2) they _are_ all callable from within the JIT code:
EMIT1_off32(0xE8, jmp_offset);

Yes, I fucked up the ENDs. They should be on different locations. But
the pieces are still functions from my POV and should be annotated
accordingly.

thanks,

Patch hide | download patch | download mbox
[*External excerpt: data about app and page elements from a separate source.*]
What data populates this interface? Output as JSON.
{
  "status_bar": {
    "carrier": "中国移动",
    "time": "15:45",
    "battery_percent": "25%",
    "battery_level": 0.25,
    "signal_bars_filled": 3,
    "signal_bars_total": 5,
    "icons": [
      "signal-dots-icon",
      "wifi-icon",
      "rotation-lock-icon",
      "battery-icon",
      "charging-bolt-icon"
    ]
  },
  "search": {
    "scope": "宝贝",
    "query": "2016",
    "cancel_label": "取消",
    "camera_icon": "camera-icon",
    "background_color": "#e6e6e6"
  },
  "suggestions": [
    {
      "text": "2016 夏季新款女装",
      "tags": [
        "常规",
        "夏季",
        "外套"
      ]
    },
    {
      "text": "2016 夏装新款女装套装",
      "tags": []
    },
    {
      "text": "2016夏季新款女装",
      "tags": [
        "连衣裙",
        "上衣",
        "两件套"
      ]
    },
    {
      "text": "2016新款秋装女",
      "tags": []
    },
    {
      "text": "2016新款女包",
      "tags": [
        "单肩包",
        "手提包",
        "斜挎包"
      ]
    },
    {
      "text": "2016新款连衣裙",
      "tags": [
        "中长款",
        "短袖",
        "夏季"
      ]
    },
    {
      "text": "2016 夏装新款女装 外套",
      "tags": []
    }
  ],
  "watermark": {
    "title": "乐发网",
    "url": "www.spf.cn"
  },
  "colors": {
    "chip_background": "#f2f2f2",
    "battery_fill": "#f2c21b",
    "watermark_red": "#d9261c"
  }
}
diff --git a/arch/x86/net/bpf_jit.S b/arch/x86/net/bpf_jit.S
index f2a7faf4706e..762c29fb8832 100644
--- a/arch/x86/net/bpf_jit.S
+++ b/arch/x86/net/bpf_jit.S
@@ -23,16 +23,12 @@ 
 	32 /* space for rbx,r13,r14,r15 */ + \
 	8 /* space for skb_copy_bits */)
 
-#define FUNC(name) \
-	.globl name; \
-	.type name, @function; \
-	name:
-
-FUNC(sk_load_word)
+ENTRY(sk_load_word)
 	test	%esi,%esi
 	js	bpf_slow_path_word_neg
+ENDPROC(sk_load_word)
 
-FUNC(sk_load_word_positive_offset)
+ENTRY(sk_load_word_positive_offset)
 	mov	%r9d,%eax		# hlen
 	sub	%esi,%eax		# hlen - offset
 	cmp	$3,%eax
@@ -40,12 +36,14 @@  FUNC(sk_load_word_positive_offset)
 	mov     (SKBDATA,%rsi),%eax
 	bswap   %eax  			/* ntohl() */
 	ret
+ENDPROC(sk_load_word_positive_offset)
 
-FUNC(sk_load_half)
+ENTRY(sk_load_half)
 	test	%esi,%esi
 	js	bpf_slow_path_half_neg
+ENDPROC(sk_load_half)
 
-FUNC(sk_load_half_positive_offset)
+ENTRY(sk_load_half_positive_offset)
 	mov	%r9d,%eax
 	sub	%esi,%eax		#	hlen - offset
 	cmp	$1,%eax
@@ -53,16 +51,19 @@  FUNC(sk_load_half_positive_offset)
 	movzwl	(SKBDATA,%rsi),%eax
 	rol	$8,%ax			# ntohs()
 	ret
+ENDPROC(sk_load_half_positive_offset)
 
-FUNC(sk_load_byte)
+ENTRY(sk_load_byte)
 	test	%esi,%esi
 	js	bpf_slow_path_byte_neg
+ENDPROC(sk_load_byte)
 
-FUNC(sk_load_byte_positive_offset)
+ENTRY(sk_load_byte_positive_offset)
 	cmp	%esi,%r9d   /* if (offset >= hlen) goto bpf_slow_path_byte */
 	jle	bpf_slow_path_byte
 	movzbl	(SKBDATA,%rsi),%eax
 	ret
+ENDPROC(sk_load_byte_positive_offset)
 
 /* rsi contains offset and can be scratched */
 #define bpf_slow_path_common(LEN)		\
@@ -119,31 +120,34 @@  bpf_slow_path_word_neg:
 	cmp	SKF_MAX_NEG_OFF, %esi	/* test range */
 	jl	bpf_error	/* offset lower -> error  */
 
-FUNC(sk_load_word_negative_offset)
+ENTRY(sk_load_word_negative_offset)
 	sk_negative_common(4)
 	mov	(%rax), %eax
 	bswap	%eax
 	ret
+ENDPROC(sk_load_word_negative_offset)
 
 bpf_slow_path_half_neg:
 	cmp	SKF_MAX_NEG_OFF, %esi
 	jl	bpf_error
 
-FUNC(sk_load_half_negative_offset)
+ENTRY(sk_load_half_negative_offset)
 	sk_negative_common(2)
 	mov	(%rax),%ax
 	rol	$8,%ax
 	movzwl	%ax,%eax
 	ret
+ENDPROC(sk_load_half_negative_offset)
 
 bpf_slow_path_byte_neg:
 	cmp	SKF_MAX_NEG_OFF, %esi
 	jl	bpf_error
 
-FUNC(sk_load_byte_negative_offset)
+ENTRY(sk_load_byte_negative_offset)
 	sk_negative_common(1)
 	movzbl	(%rax), %eax
 	ret
+ENDPROC(sk_load_byte_negative_offset)
 
 bpf_error:
 # force a return 0 from jit handler